> **Exercise description**: How many lines of these entries hold the string "View"? Reply with the number alone.

Stored records:
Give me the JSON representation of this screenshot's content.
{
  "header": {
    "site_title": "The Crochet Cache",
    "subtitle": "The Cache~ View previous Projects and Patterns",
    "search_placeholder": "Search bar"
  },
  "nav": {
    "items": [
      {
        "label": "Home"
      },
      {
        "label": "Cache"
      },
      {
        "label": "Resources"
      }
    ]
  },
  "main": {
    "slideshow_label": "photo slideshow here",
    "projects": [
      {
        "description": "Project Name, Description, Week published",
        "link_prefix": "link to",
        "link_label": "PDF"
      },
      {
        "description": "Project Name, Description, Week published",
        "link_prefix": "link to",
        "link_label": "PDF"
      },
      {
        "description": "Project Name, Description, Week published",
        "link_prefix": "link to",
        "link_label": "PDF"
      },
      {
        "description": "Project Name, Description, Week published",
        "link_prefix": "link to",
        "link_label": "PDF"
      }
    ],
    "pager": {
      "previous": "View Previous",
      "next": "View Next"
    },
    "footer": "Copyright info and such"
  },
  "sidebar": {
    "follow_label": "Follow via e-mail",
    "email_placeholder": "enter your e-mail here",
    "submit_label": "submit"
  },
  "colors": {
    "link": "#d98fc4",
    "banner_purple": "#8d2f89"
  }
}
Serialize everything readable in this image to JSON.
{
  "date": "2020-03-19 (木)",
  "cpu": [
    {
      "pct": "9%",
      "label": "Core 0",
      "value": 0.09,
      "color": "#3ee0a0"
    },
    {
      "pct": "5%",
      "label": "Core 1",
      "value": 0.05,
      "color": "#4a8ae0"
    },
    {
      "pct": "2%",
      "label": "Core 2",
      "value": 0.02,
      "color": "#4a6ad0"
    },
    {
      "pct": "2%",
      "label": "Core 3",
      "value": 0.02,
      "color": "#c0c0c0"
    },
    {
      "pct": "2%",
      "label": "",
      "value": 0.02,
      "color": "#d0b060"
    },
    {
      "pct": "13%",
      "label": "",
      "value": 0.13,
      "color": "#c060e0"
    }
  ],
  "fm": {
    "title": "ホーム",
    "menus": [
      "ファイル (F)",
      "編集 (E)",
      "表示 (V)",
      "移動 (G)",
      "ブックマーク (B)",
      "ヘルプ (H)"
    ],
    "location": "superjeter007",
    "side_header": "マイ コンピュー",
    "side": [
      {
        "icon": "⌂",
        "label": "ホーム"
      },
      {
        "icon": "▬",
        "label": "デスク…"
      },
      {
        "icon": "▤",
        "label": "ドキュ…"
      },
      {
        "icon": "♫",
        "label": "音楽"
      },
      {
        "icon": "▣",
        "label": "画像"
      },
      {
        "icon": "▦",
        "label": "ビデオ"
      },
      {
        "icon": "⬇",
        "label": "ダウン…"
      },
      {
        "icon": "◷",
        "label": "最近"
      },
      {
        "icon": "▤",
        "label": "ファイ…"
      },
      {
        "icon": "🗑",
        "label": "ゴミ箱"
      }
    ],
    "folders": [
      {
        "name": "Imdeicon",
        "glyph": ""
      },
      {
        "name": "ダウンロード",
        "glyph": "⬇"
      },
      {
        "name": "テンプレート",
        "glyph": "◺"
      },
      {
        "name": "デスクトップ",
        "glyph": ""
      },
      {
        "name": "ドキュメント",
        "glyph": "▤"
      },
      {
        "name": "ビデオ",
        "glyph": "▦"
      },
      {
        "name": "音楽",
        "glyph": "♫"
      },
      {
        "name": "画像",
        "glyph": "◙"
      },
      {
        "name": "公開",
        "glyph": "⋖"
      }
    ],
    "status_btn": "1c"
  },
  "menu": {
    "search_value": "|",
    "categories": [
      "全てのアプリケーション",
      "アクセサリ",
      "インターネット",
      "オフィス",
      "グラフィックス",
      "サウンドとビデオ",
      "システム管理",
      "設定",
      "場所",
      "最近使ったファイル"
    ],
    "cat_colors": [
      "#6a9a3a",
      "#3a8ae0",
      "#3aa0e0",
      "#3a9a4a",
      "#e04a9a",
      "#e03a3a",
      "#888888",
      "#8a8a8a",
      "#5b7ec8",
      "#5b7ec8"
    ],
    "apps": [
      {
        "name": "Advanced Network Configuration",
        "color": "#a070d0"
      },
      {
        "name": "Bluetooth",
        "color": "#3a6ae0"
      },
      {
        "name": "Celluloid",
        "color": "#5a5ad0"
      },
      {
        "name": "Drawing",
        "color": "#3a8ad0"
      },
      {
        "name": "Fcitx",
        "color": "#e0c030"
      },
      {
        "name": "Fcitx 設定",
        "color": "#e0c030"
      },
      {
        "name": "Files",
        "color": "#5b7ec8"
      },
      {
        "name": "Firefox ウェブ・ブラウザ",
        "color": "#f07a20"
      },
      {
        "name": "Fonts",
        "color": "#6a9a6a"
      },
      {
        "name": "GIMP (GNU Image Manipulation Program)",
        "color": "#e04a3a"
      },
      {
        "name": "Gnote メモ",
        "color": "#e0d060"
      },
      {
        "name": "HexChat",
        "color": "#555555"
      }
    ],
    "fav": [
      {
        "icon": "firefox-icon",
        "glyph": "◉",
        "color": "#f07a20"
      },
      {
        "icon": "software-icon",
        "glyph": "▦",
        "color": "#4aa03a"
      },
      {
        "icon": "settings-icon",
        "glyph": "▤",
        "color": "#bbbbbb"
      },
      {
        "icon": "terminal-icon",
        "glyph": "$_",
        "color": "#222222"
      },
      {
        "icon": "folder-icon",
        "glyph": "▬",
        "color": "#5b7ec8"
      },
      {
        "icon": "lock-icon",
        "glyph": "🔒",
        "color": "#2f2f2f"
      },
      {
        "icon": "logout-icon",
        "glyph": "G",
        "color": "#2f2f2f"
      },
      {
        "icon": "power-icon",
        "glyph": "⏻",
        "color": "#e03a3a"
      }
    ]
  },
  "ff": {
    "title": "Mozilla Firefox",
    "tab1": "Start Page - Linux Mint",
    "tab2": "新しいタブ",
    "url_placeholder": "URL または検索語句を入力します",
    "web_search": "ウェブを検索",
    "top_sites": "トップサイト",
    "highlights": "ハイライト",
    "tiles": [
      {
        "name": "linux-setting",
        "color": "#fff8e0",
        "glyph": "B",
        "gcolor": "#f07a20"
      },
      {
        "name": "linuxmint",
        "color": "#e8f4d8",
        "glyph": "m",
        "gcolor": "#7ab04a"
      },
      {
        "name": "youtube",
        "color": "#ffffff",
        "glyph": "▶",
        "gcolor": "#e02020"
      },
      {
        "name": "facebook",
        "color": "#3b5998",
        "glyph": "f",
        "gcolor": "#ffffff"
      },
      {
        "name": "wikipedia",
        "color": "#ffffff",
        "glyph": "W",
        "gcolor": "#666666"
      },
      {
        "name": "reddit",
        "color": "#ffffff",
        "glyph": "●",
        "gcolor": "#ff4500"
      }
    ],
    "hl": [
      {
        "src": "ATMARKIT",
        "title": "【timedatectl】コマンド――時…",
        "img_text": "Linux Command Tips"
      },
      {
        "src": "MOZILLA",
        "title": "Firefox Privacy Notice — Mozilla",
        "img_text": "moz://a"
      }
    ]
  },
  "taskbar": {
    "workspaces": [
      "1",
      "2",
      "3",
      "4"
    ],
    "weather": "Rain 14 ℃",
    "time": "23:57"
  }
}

> **Problem solution**: 3